[Opening Task data section]

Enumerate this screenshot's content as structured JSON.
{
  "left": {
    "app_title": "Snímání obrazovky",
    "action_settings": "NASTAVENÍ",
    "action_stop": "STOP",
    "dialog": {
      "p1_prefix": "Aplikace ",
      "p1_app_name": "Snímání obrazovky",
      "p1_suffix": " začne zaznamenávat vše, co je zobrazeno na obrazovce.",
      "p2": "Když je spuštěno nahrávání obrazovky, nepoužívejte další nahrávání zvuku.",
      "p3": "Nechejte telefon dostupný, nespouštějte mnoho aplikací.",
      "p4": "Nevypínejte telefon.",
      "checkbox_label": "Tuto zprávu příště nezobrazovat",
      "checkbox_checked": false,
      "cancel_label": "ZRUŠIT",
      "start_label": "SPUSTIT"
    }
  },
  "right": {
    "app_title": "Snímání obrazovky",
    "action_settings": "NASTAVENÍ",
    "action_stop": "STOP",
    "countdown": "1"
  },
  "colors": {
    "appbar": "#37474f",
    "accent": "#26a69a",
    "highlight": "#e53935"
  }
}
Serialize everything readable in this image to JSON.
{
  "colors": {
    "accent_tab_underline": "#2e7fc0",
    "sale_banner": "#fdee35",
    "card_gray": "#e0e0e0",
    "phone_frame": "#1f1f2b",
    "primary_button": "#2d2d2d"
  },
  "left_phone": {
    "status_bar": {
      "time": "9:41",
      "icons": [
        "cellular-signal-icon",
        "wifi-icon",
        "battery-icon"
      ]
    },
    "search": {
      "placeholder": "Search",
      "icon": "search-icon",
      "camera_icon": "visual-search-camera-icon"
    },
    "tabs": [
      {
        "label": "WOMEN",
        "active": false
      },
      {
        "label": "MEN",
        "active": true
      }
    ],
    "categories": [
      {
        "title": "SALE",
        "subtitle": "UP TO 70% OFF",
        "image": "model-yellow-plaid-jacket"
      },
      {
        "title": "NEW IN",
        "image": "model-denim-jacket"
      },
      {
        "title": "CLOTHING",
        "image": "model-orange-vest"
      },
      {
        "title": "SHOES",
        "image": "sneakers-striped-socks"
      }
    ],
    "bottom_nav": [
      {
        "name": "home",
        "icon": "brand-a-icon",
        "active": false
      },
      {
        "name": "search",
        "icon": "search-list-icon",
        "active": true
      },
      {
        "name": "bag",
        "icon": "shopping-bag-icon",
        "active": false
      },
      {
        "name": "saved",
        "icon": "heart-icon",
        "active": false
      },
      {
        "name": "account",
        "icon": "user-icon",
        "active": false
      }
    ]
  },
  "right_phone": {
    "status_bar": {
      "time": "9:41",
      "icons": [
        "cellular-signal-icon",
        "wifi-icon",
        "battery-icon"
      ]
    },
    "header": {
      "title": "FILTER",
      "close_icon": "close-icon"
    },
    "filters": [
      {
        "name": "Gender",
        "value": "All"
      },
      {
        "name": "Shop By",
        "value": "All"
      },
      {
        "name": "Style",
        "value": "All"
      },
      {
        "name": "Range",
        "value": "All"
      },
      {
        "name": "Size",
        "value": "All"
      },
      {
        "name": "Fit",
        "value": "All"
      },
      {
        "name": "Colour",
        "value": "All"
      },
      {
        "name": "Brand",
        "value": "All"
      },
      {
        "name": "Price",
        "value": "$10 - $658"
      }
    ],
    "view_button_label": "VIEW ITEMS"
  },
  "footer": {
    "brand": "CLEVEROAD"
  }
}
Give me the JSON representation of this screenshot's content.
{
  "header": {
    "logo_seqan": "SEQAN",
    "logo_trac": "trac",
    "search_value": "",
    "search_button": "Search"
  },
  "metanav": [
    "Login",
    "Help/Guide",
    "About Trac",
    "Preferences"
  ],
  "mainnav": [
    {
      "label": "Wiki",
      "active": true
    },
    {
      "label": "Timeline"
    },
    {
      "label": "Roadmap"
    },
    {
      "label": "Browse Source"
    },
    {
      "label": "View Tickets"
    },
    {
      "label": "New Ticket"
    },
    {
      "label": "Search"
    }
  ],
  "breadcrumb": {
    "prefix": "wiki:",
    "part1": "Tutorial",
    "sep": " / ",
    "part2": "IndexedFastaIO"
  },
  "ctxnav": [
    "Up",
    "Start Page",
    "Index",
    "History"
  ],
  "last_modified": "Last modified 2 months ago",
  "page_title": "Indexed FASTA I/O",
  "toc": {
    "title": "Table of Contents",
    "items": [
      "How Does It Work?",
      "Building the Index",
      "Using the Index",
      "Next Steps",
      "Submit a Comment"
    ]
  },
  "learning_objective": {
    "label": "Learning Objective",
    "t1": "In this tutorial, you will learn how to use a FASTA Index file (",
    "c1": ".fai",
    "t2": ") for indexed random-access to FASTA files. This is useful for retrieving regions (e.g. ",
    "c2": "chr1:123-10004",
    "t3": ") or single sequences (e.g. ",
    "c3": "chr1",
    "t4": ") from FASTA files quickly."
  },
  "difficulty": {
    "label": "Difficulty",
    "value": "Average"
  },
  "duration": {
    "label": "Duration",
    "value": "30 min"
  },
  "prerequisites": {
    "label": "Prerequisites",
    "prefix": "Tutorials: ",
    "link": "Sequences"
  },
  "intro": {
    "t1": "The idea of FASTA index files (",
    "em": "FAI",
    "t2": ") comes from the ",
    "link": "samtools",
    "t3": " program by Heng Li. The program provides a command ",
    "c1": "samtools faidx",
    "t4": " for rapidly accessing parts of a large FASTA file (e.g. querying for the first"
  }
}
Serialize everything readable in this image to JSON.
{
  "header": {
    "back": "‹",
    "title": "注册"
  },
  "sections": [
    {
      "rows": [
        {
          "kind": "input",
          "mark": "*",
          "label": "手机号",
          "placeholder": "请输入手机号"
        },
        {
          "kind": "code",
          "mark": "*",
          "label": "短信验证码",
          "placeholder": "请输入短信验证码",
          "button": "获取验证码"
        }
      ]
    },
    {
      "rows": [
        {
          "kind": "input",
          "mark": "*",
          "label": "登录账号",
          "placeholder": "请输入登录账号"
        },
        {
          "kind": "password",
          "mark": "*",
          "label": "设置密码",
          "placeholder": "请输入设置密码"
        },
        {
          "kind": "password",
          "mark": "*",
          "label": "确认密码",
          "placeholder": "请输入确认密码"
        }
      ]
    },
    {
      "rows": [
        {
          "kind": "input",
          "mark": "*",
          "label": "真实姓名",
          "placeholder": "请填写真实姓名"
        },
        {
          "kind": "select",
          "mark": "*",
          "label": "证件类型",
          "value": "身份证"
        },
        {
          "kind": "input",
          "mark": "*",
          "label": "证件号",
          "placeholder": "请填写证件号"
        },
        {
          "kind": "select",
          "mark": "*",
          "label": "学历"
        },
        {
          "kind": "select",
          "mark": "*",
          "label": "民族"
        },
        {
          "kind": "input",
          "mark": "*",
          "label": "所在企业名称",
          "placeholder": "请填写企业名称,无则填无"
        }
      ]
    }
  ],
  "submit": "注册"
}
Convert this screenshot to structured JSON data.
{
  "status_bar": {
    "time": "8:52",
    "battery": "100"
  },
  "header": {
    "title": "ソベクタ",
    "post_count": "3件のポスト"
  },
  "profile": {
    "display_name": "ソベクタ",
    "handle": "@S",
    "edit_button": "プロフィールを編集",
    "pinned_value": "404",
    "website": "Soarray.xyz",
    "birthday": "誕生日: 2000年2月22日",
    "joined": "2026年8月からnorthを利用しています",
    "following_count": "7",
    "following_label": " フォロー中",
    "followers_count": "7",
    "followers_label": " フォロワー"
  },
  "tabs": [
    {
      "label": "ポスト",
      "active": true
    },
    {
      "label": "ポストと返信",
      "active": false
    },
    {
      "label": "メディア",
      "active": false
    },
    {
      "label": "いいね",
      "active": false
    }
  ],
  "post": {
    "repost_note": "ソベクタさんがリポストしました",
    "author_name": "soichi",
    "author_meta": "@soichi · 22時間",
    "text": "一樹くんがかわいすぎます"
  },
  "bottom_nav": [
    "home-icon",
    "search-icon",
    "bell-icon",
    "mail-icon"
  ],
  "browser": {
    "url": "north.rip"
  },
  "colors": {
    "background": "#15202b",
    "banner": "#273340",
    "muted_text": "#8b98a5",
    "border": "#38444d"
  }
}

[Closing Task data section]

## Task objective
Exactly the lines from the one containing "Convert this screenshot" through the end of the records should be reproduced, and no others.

## Output of the task
Convert this screenshot to structured JSON data.
{
  "status_bar": {
    "time": "8:52",
    "battery": "100"
  },
  "header": {
    "title": "ソベクタ",
    "post_count": "3件のポスト"
  },
  "profile": {
    "display_name": "ソベクタ",
    "handle": "@S",
    "edit_button": "プロフィールを編集",
    "pinned_value": "404",
    "website": "Soarray.xyz",
    "birthday": "誕生日: 2000年2月22日",
    "joined": "2026年8月からnorthを利用しています",
    "following_count": "7",
    "following_label": " フォロー中",
    "followers_count": "7",
    "followers_label": " フォロワー"
  },
  "tabs": [
    {
      "label": "ポスト",
      "active": true
    },
    {
      "label": "ポストと返信",
      "active": false
    },
    {
      "label": "メディア",
      "active": false
    },
    {
      "label": "いいね",
      "active": false
    }
  ],
  "post": {
    "repost_note": "ソベクタさんがリポストしました",
    "author_name": "soichi",
    "author_meta": "@soichi · 22時間",
    "text": "一樹くんがかわいすぎます"
  },
  "bottom_nav": [
    "home-icon",
    "search-icon",
    "bell-icon",
    "mail-icon"
  ],
  "browser": {
    "url": "north.rip"
  },
  "colors": {
    "background": "#15202b",
    "banner": "#273340",
    "muted_text": "#8b98a5",
    "border": "#38444d"
  }
}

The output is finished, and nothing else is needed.